Although thermal barrier coatings have drastically increased maximum temperatures in the hottest parts of gas-turbine engines—increasing efficiency and performance and cleaning up exhaust—these thin ceramic layers are not without limitations, Padture writes in the article.

As temperature demands continue to rise, the go-to thermal barrier coating material 7YSZ is starting to fall short. So the aerospace industry needs new materials with lower thermal conductivities and better resistance to environmental challenges like volcanic ash—and these needs are catalyzing the search for alternative materials.

But, as aforementioned, finding the perfect new material is no simple task. So current efforts are instead looking to multilayer or multiphase coatings to achieve what a single material cannot on its own.

Although research on thermal barrier coatings are pushing these materials to withstand hotter temperatures, however, the superalloy materials that barrier coatings protect haven’t had the same luxury.
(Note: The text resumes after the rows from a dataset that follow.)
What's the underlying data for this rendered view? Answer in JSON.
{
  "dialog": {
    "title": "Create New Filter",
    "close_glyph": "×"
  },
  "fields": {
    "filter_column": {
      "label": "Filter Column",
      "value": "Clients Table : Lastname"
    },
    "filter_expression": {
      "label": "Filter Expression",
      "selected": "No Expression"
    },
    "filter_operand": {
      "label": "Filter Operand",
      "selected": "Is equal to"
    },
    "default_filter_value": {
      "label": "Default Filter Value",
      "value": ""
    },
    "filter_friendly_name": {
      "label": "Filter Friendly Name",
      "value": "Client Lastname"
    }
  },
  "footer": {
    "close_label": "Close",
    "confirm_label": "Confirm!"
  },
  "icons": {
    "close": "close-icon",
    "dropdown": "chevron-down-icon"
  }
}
Padture writes, “As a consequence, the temperature-capability gap between TBCs and superalloys is widening. This necessitates more aggressive cooling to allow higher gas temperatures, but without a commensurate increase in the specific engine power that results in rising inefficiency losses. The only way to address this issue is to use materials with inherently higher temperature capabilities.”
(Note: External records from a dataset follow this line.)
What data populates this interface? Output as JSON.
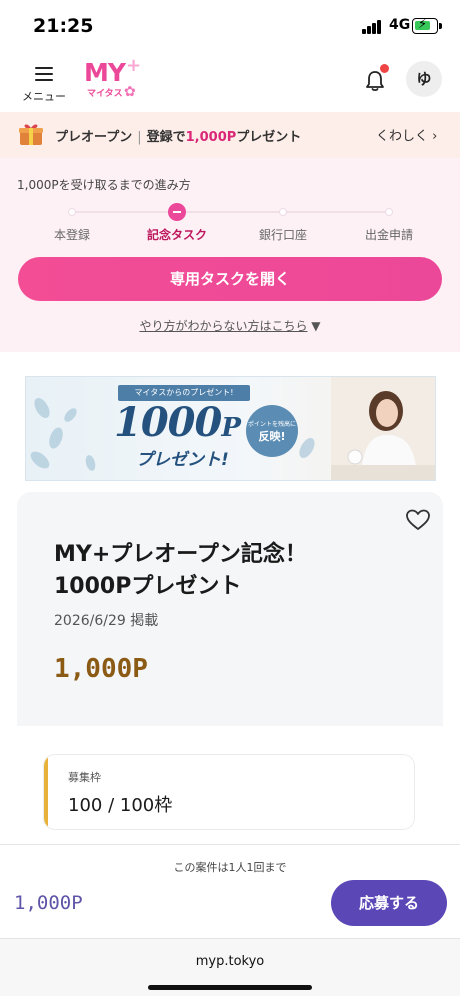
{
  "status_bar": {
    "time": "21:25",
    "network": "4G"
  },
  "header": {
    "menu_label": "メニュー",
    "logo": {
      "main": "MY",
      "plus": "+",
      "sub": "マイタス"
    },
    "avatar_initial": "ゆ"
  },
  "promo_banner": {
    "prefix": "プレオープン",
    "main": "登録で",
    "highlight": "1,000P",
    "suffix": "プレゼント",
    "link": "くわしく ›"
  },
  "progress": {
    "title": "1,000Pを受け取るまでの進み方",
    "steps": [
      {
        "label": "本登録",
        "active": false
      },
      {
        "label": "記念タスク",
        "active": true
      },
      {
        "label": "銀行口座",
        "active": false
      },
      {
        "label": "出金申請",
        "active": false
      }
    ],
    "button": "専用タスクを開く",
    "help_link": "やり方がわからない方はこちら",
    "help_arrow": "▼"
  },
  "campaign_image": {
    "ribbon": "マイタスからのプレゼント!",
    "amount": "1000",
    "unit": "P",
    "present": "プレゼント!",
    "badge_small": "ポイントを残高に",
    "badge_big": "反映!"
  },
  "detail": {
    "title_line1": "MY+プレオープン記念！",
    "title_line2": "1000Pプレゼント",
    "date": "2026/6/29 掲載",
    "points": "1,000P"
  },
  "quota": {
    "label": "募集枠",
    "value": "100 / 100枠"
  },
  "footer": {
    "note": "この案件は1人1回まで",
    "points": "1,000P",
    "apply": "応募する"
  },
  "browser": {
    "url": "myp.tokyo"
  },
  "colors": {
    "brand_pink": "#ec4899",
    "apply_purple": "#5b47b6",
    "points_brown": "#8b5a14",
    "quota_accent": "#e8b13a"
  },
  "icons": [
    "hamburger-icon",
    "bell-icon",
    "gift-icon",
    "heart-icon",
    "battery-icon",
    "signal-icon"
  ]
}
And when it comes to higher temperature capabilities, ceramics definitely have the upper hand.

The integration of ceramic matrix composites in commercial jet engines this year demonstrates just a small fraction of the potential these materials hold for revolutionizing the aerospace industry.

Despite their awesome properties, however, one significant problem with CMCs is figuring out how to join them to other materials. Here Padture taps into the potential of integrated ceramic textile structures (ICTS), a new paradigm that uses computationally designed preforms to meet component needs.

A mesh of textiles, math, ceramics, and mechanics, ICTS uses computational design to build components based on specific required parameters, while taking into account physical properties and materials knowledge. By employing a ‘smart’ design of material components, ICTS can develop hollow and thin preforms that translate into stronger and lighter parts by reducing porosity.

“ICTSs are in their infancy, but the prospect of lightweight, thin-walled components that can outperform their metallic and 2-D CMC counterparts, while requiring less cooling, is indeed enticing,” Padture writes.

So how does one design entirely new materials to withstand these incredibly demanding environments?

The research community needs experimentally validated models to be able to predict how newly designed materials—such as multilayered and multiphase materials—will behave in realistic engine conditions, Padture writes. Modeling, and subsequent experimental validation, will guide materials discovery through the unique challenges posed by aerospace applications.

But, even with the incredible challenges, Padture is optimistic about how advanced ceramics fit into the equation.

“Materials remain the bottleneck in realizing many of our aerospace aspirations, but this also presents a fountainhead of opportunities for materials discovery, and for innovations in design and manufacturing. In fulfilling those aspirations, advanced structural ceramics will undoubtedly play a crucial role.”

The open-access commentary article, published in Nature Materials, is “Advanced structural ceramics in aerospace propulsion.”